**What the exercise asks:** Please restate each line of the data that follows word for word, skipping any image.

**Material for the task:**
--- START ---

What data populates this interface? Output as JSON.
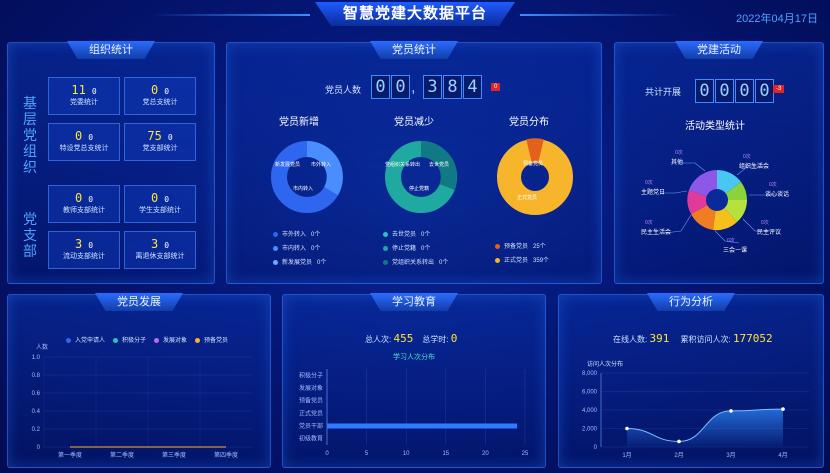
{
  "header": {
    "title": "智慧党建大数据平台",
    "date": "2022年04月17日"
  },
  "org": {
    "title": "组织统计",
    "group1_label": "基层党组织",
    "group2_label": "党支部",
    "items": [
      {
        "num": "11",
        "unit": "0",
        "label": "党委统计"
      },
      {
        "num": "0",
        "unit": "0",
        "label": "党总支统计"
      },
      {
        "num": "0",
        "unit": "0",
        "label": "特设党总支统计"
      },
      {
        "num": "75",
        "unit": "0",
        "label": "党支部统计"
      },
      {
        "num": "0",
        "unit": "0",
        "label": "教师支部统计"
      },
      {
        "num": "0",
        "unit": "0",
        "label": "学生支部统计"
      },
      {
        "num": "3",
        "unit": "0",
        "label": "流动支部统计"
      },
      {
        "num": "3",
        "unit": "0",
        "label": "离退休支部统计"
      }
    ]
  },
  "members": {
    "title": "党员统计",
    "count_label": "党员人数",
    "digits": [
      "0",
      "0",
      ",",
      "3",
      "8",
      "4"
    ],
    "badge": "0",
    "add": {
      "title": "党员新增",
      "labels": [
        "新发展党员",
        "市外转入",
        "市内转入"
      ],
      "legend": [
        {
          "label": "市外转入",
          "value": "0个"
        },
        {
          "label": "市内转入",
          "value": "0个"
        },
        {
          "label": "新发展党员",
          "value": "0个"
        }
      ]
    },
    "reduce": {
      "title": "党员减少",
      "labels": [
        "党组织关系转出",
        "去世党员",
        "停止党籍"
      ],
      "legend": [
        {
          "label": "去世党员",
          "value": "0个"
        },
        {
          "label": "停止党籍",
          "value": "0个"
        },
        {
          "label": "党组织关系转出",
          "value": "0个"
        }
      ]
    },
    "dist": {
      "title": "党员分布",
      "labels": [
        "预备党员",
        "正式党员"
      ],
      "legend": [
        {
          "label": "预备党员",
          "value": "25个"
        },
        {
          "label": "正式党员",
          "value": "359个"
        }
      ]
    }
  },
  "activity": {
    "title": "党建活动",
    "total_label": "共计开展",
    "digits": [
      "0",
      "0",
      "0",
      "0"
    ],
    "badge": "-3",
    "chart_title": "活动类型统计",
    "types": [
      {
        "count": "0次",
        "name": "其他"
      },
      {
        "count": "0次",
        "name": "组织生活会"
      },
      {
        "count": "0次",
        "name": "谈心谈话"
      },
      {
        "count": "0次",
        "name": "民主评议"
      },
      {
        "count": "0次",
        "name": "三会一课"
      },
      {
        "count": "0次",
        "name": "民主生活会"
      },
      {
        "count": "0次",
        "name": "主题党日"
      }
    ]
  },
  "develop": {
    "title": "党员发展",
    "ylabel": "人数"
  },
  "study": {
    "title": "学习教育",
    "total_label": "总人次:",
    "total": "455",
    "hours_label": "总学时:",
    "hours": "0",
    "chart_title": "学习人次分布"
  },
  "behavior": {
    "title": "行为分析",
    "online_label": "在线人数:",
    "online": "391",
    "visits_label": "累积访问人次:",
    "visits": "177052",
    "chart_title": "访问人次分布"
  },
  "colors": {
    "accent": "#ffe23c",
    "blue": "#3f8cff"
  },
  "chart_data": [
    {
      "type": "line",
      "title": "",
      "ylabel": "人数",
      "categories": [
        "第一季度",
        "第二季度",
        "第三季度",
        "第四季度"
      ],
      "series": [
        {
          "name": "入党申请人",
          "values": [
            0,
            0,
            0,
            0
          ]
        },
        {
          "name": "积极分子",
          "values": [
            0,
            0,
            0,
            0
          ]
        },
        {
          "name": "发展对象",
          "values": [
            0,
            0,
            0,
            0
          ]
        },
        {
          "name": "预备党员",
          "values": [
            0,
            0,
            0,
            0
          ]
        }
      ],
      "yticks": [
        "0",
        "0.2",
        "0.4",
        "0.6",
        "0.8",
        "1.0"
      ],
      "ylim": [
        0,
        1
      ]
    },
    {
      "type": "bar",
      "orientation": "horizontal",
      "categories": [
        "积极分子",
        "发展对象",
        "预备党员",
        "正式党员",
        "党员干部",
        "初级教育"
      ],
      "values": [
        0,
        0,
        0,
        0,
        0,
        0
      ],
      "special": {
        "category": "党员干部",
        "value": 24
      },
      "xticks": [
        "0",
        "5",
        "10",
        "15",
        "20",
        "25"
      ],
      "xlim": [
        0,
        25
      ]
    },
    {
      "type": "area",
      "categories": [
        "1月",
        "2月",
        "3月",
        "4月"
      ],
      "values": [
        2000,
        600,
        3900,
        4100
      ],
      "yticks": [
        "0",
        "2,000",
        "4,000",
        "6,000",
        "8,000"
      ],
      "ylim": [
        0,
        8000
      ]
    }
  ]
}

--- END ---

**Problem solution:**
What data populates this interface? Output as JSON.
{
  "header": {
    "title": "智慧党建大数据平台",
    "date": "2022年04月17日"
  },
  "org": {
    "title": "组织统计",
    "group1_label": "基层党组织",
    "group2_label": "党支部",
    "items": [
      {
        "num": "11",
        "unit": "0",
        "label": "党委统计"
      },
      {
        "num": "0",
        "unit": "0",
        "label": "党总支统计"
      },
      {
        "num": "0",
        "unit": "0",
        "label": "特设党总支统计"
      },
      {
        "num": "75",
        "unit": "0",
        "label": "党支部统计"
      },
      {
        "num": "0",
        "unit": "0",
        "label": "教师支部统计"
      },
      {
        "num": "0",
        "unit": "0",
        "label": "学生支部统计"
      },
      {
        "num": "3",
        "unit": "0",
        "label": "流动支部统计"
      },
      {
        "num": "3",
        "unit": "0",
        "label": "离退休支部统计"
      }
    ]
  },
  "members": {
    "title": "党员统计",
    "count_label": "党员人数",
    "digits": [
      "0",
      "0",
      ",",
      "3",
      "8",
      "4"
    ],
    "badge": "0",
    "add": {
      "title": "党员新增",
      "labels": [
        "新发展党员",
        "市外转入",
        "市内转入"
      ],
      "legend": [
        {
          "label": "市外转入",
          "value": "0个"
        },
        {
          "label": "市内转入",
          "value": "0个"
        },
        {
          "label": "新发展党员",
          "value": "0个"
        }
      ]
    },
    "reduce": {
      "title": "党员减少",
      "labels": [
        "党组织关系转出",
        "去世党员",
        "停止党籍"
      ],
      "legend": [
        {
          "label": "去世党员",
          "value": "0个"
        },
        {
          "label": "停止党籍",
          "value": "0个"
        },
        {
          "label": "党组织关系转出",
          "value": "0个"
        }
      ]
    },
    "dist": {
      "title": "党员分布",
      "labels": [
        "预备党员",
        "正式党员"
      ],
      "legend": [
        {
          "label": "预备党员",
          "value": "25个"
        },
        {
          "label": "正式党员",
          "value": "359个"
        }
      ]
    }
  },
  "activity": {
    "title": "党建活动",
    "total_label": "共计开展",
    "digits": [
      "0",
      "0",
      "0",
      "0"
    ],
    "badge": "-3",
    "chart_title": "活动类型统计",
    "types": [
      {
        "count": "0次",
        "name": "其他"
      },
      {
        "count": "0次",
        "name": "组织生活会"
      },
      {
        "count": "0次",
        "name": "谈心谈话"
      },
      {
        "count": "0次",
        "name": "民主评议"
      },
      {
        "count": "0次",
        "name": "三会一课"
      },
      {
        "count": "0次",
        "name": "民主生活会"
      },
      {
        "count": "0次",
        "name": "主题党日"
      }
    ]
  },
  "develop": {
    "title": "党员发展",
    "ylabel": "人数"
  },
  "study": {
    "title": "学习教育",
    "total_label": "总人次:",
    "total": "455",
    "hours_label": "总学时:",
    "hours": "0",
    "chart_title": "学习人次分布"
  },
  "behavior": {
    "title": "行为分析",
    "online_label": "在线人数:",
    "online": "391",
    "visits_label": "累积访问人次:",
    "visits": "177052",
    "chart_title": "访问人次分布"
  },
  "colors": {
    "accent": "#ffe23c",
    "blue": "#3f8cff"
  },
  "chart_data": [
    {
      "type": "line",
      "title": "",
      "ylabel": "人数",
      "categories": [
        "第一季度",
        "第二季度",
        "第三季度",
        "第四季度"
      ],
      "series": [
        {
          "name": "入党申请人",
          "values": [
            0,
            0,
            0,
            0
          ]
        },
        {
          "name": "积极分子",
          "values": [
            0,
            0,
            0,
            0
          ]
        },
        {
          "name": "发展对象",
          "values": [
            0,
            0,
            0,
            0
          ]
        },
        {
          "name": "预备党员",
          "values": [
            0,
            0,
            0,
            0
          ]
        }
      ],
      "yticks": [
        "0",
        "0.2",
        "0.4",
        "0.6",
        "0.8",
        "1.0"
      ],
      "ylim": [
        0,
        1
      ]
    },
    {
      "type": "bar",
      "orientation": "horizontal",
      "categories": [
        "积极分子",
        "发展对象",
        "预备党员",
        "正式党员",
        "党员干部",
        "初级教育"
      ],
      "values": [
        0,
        0,
        0,
        0,
        0,
        0
      ],
      "special": {
        "category": "党员干部",
        "value": 24
      },
      "xticks": [
        "0",
        "5",
        "10",
        "15",
        "20",
        "25"
      ],
      "xlim": [
        0,
        25
      ]
    },
    {
      "type": "area",
      "categories": [
        "1月",
        "2月",
        "3月",
        "4月"
      ],
      "values": [
        2000,
        600,
        3900,
        4100
      ],
      "yticks": [
        "0",
        "2,000",
        "4,000",
        "6,000",
        "8,000"
      ],
      "ylim": [
        0,
        8000
      ]
    }
  ]
}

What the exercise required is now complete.